WARRANTY AND SERVICING
Warranty: 5 year/130,000km, 5 year perforation corrosion warranty.
Service costs: The Mirage needs servicing every 15,000km or 12 months. Each of the first four services is capped at $250, so four years of servicing is a round $1000.
HOW IT COMPARES | VALUE FOR MONEY
Volkswagen Up! five-door ($14,990) - The best of the light hatchback crowd, the Up is certainly better-looking and has a few spec surprises.
You’ll need to spend $500 more the Maps + package to get Bluetooth (but, as the name suggests, it comes with sat-nav), yet a specced 5 door Up will still cost less than a Mirage Sport.
It stands alone in the segment with city emergency braking. (see Up! reviews)
Holden Barina Spark ($12,490) - The Korean-built Spark missed out on the top safety rating (ANCAP 4-Stars), but has a longer spec list (although no Bluetooth in the manual), more power and slightly better handling but we find it a bit slow on the uptake.
Against the Mirage Sport, the Spark wins hands-down on value, even the servicing is cheaper. (see Barina Spark reviews)
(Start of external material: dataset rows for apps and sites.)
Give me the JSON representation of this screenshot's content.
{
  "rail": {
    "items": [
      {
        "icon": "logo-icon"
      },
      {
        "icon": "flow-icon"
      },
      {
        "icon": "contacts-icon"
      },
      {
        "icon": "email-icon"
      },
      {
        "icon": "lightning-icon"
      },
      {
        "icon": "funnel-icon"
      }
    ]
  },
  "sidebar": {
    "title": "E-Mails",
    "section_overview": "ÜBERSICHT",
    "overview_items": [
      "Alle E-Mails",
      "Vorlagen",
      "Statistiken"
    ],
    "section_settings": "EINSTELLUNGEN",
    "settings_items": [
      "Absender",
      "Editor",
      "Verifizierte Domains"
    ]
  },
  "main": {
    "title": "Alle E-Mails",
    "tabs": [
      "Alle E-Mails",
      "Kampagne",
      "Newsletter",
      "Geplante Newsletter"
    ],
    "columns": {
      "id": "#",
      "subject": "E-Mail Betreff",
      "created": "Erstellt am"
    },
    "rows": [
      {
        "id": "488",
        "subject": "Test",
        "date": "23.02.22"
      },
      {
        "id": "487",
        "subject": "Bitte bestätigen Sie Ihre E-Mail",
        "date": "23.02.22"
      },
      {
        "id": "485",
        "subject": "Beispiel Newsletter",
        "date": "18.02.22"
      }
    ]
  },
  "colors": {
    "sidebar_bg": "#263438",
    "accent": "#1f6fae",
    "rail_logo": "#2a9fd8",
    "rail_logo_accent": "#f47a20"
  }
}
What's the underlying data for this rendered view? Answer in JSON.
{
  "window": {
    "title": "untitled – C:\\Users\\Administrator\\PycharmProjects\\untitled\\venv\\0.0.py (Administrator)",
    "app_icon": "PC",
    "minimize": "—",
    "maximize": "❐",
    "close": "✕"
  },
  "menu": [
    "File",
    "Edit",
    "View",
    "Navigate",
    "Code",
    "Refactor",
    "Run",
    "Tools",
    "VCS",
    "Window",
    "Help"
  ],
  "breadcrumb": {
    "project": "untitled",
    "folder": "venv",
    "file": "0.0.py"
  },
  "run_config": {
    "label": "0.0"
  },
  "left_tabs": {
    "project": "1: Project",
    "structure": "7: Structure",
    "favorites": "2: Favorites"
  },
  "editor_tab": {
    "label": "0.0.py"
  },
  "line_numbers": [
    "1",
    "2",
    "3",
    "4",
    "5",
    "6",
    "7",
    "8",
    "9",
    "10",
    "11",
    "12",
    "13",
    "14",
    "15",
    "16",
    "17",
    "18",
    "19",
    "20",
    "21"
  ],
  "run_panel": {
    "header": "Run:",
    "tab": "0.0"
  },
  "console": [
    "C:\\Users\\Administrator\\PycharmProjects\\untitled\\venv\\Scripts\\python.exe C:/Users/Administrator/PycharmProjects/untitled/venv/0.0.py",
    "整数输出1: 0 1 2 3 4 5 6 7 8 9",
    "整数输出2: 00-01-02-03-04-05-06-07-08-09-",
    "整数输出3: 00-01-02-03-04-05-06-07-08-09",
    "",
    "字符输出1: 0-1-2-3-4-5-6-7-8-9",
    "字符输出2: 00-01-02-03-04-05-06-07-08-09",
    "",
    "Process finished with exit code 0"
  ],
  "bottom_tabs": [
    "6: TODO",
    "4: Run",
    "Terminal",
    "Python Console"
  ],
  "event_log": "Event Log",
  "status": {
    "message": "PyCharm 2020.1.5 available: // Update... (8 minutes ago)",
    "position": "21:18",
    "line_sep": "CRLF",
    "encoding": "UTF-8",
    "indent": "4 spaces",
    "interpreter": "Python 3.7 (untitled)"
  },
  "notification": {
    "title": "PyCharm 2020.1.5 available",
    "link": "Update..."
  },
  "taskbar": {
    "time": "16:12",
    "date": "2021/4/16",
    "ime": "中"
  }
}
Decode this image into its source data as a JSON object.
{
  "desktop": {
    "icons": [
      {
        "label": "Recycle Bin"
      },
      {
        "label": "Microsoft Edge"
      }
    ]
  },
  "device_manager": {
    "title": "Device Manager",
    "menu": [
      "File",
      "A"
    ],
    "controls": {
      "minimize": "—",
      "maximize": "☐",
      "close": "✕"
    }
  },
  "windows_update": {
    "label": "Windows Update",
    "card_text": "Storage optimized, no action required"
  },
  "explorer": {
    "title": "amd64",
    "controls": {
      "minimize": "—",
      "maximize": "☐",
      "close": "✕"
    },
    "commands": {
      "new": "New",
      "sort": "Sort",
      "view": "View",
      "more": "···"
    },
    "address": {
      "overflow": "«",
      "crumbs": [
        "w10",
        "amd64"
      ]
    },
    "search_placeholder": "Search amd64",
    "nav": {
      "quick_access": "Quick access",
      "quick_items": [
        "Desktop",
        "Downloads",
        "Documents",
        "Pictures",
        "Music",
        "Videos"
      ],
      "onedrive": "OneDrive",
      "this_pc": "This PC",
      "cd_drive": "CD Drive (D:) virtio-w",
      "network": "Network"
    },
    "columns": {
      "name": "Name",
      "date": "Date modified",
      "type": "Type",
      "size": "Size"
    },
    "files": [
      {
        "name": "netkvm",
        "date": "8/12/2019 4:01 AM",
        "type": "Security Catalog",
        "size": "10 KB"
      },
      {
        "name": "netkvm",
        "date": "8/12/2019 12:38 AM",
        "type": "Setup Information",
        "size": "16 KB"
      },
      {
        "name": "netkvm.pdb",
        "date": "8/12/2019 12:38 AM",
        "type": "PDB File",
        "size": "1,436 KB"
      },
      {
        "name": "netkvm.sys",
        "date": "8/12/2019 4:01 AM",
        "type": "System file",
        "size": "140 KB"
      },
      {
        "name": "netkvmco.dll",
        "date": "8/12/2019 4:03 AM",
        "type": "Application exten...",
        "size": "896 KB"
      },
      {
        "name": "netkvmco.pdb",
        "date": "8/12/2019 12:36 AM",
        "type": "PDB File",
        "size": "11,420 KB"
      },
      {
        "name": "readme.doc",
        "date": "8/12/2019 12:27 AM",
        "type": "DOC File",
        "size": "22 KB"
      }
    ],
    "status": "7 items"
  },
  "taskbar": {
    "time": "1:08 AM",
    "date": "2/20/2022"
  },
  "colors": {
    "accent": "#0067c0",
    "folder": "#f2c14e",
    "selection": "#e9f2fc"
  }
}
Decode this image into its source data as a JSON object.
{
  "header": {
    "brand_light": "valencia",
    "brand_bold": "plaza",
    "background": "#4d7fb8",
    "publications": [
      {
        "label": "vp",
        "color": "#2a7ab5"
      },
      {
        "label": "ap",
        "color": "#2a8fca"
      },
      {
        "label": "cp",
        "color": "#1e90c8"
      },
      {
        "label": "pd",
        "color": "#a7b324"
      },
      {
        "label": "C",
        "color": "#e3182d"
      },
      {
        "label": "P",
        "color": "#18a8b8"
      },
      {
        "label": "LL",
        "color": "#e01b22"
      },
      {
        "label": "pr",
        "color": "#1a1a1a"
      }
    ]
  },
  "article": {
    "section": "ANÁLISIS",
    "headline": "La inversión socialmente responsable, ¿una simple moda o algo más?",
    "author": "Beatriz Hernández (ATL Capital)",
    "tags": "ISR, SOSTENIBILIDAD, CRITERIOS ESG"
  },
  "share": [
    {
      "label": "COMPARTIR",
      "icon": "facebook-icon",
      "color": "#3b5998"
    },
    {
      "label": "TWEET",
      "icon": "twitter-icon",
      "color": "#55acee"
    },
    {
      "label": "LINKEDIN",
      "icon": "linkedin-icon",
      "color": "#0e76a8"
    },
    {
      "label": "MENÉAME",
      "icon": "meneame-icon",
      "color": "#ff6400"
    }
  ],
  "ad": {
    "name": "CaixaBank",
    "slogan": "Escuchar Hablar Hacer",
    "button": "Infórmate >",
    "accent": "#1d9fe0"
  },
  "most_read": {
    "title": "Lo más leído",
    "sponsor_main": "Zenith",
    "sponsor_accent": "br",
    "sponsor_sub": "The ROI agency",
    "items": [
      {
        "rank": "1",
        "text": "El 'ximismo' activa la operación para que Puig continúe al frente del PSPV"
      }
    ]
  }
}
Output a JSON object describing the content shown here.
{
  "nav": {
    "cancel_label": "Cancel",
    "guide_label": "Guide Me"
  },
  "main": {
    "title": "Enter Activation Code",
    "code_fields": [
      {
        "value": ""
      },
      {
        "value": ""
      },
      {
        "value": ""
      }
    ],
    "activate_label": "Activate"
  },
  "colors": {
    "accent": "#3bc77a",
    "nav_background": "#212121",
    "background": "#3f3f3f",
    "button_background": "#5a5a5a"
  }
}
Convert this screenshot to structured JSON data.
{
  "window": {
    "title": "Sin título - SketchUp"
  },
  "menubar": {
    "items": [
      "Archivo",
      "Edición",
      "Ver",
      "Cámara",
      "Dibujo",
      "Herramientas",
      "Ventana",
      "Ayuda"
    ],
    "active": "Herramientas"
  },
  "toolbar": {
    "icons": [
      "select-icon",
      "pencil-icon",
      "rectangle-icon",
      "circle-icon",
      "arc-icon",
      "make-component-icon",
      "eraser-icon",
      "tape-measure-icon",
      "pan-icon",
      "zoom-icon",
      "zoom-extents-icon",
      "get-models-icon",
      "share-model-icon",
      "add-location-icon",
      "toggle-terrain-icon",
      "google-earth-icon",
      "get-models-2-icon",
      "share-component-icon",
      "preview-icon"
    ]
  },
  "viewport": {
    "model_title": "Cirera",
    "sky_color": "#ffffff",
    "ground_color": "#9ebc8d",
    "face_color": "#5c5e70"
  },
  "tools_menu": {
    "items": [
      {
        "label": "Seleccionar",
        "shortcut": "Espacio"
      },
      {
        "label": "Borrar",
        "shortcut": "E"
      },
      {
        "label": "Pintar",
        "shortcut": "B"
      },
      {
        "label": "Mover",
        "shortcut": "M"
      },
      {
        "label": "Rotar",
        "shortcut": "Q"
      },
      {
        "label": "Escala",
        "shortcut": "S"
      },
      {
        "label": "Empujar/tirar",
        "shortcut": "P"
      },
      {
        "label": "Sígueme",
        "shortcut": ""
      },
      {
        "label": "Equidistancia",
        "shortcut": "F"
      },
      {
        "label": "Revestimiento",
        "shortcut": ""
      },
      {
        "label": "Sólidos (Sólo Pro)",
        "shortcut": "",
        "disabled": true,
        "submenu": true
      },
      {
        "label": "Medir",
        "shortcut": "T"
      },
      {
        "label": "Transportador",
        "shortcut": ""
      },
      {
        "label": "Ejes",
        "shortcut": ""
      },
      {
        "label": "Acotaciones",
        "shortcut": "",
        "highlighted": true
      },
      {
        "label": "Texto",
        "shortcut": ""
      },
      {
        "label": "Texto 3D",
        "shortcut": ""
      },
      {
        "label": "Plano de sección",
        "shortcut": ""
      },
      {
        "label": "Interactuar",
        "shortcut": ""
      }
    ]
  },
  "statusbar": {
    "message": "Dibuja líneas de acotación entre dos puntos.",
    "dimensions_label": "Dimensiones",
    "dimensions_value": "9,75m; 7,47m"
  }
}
Nissan Micra ST-L ($15,490) - The Nissan Micra is irritatingly referred to as “cheeky” when it is in fact a very serious little car.
It drives and handles well, the engine is reasonably strong and despite being built in an emerging market (India versus Thailand), is very nicely put together and well-equipped.
It might be the oldest of the crowd and the most expensive, but it remains a good car. (see Micra reviews)
Note: all prices are Manufacturer’s List Price and do not include dealer delivery or on-road costs.
TMR VERDICT | OVERALL
The Mirage is neither the best nor the worst in its segment, but is closer to the latter. The Sport model tested here is around $18,000 driveaway for what are largely cosmetic improvements over the ES.
The pick of the Mirage models is the bargain-basement ES, which makes a lot more financial sense at the persistent $12,990 launch price.
Spending any more on the Sport is to ignore much better cars and is quite an impost for two stereo speakers, some plastic body bits and tiny alloy wheels. Bizarrely, it’s cheaper to add accessory packs to the ES to achieve a similar spec.
Its 5-Star ANCAP strengthens its case, but the wayward handling and sub-par refinement chip away at the Mirage Sport’s value-for-money proposition.
Pricing (excluding on-road costs)
- ES - $12,990
- ES Sport - $14,190
- LS - $15,490
- ES - $15,240
- ES Sport - $16,440
- LS - $17,740